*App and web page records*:
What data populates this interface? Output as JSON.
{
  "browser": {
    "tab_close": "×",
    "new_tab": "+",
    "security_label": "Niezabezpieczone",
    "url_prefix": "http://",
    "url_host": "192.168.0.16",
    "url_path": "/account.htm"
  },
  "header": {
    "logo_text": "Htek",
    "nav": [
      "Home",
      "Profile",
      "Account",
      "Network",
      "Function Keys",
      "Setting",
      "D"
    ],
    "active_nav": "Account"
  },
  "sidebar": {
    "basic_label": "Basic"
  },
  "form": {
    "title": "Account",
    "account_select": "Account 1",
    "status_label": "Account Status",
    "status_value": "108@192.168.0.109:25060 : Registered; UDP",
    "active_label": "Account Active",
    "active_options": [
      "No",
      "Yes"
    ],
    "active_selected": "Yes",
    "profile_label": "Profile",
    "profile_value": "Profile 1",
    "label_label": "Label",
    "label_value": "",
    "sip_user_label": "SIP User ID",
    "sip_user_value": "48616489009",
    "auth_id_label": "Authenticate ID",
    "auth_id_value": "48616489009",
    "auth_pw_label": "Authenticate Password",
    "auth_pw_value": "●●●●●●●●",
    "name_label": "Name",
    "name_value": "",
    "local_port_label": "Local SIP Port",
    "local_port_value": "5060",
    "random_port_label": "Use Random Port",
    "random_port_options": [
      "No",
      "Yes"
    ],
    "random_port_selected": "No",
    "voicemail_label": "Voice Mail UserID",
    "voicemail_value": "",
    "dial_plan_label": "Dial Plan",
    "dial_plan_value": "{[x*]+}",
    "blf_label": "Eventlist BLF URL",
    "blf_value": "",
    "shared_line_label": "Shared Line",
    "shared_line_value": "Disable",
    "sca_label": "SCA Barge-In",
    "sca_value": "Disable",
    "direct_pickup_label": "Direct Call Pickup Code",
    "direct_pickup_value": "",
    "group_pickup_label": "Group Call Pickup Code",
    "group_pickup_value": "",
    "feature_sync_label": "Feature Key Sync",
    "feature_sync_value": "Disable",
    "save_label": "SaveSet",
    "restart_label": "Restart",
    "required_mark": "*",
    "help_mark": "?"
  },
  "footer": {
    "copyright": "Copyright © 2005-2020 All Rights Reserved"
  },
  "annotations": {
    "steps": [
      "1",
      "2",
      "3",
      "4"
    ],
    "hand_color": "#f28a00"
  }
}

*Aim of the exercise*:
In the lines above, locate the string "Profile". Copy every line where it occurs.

*Exercise solution*:
      "Profile",
    "profile_label": "Profile",
    "profile_value": "Profile 1",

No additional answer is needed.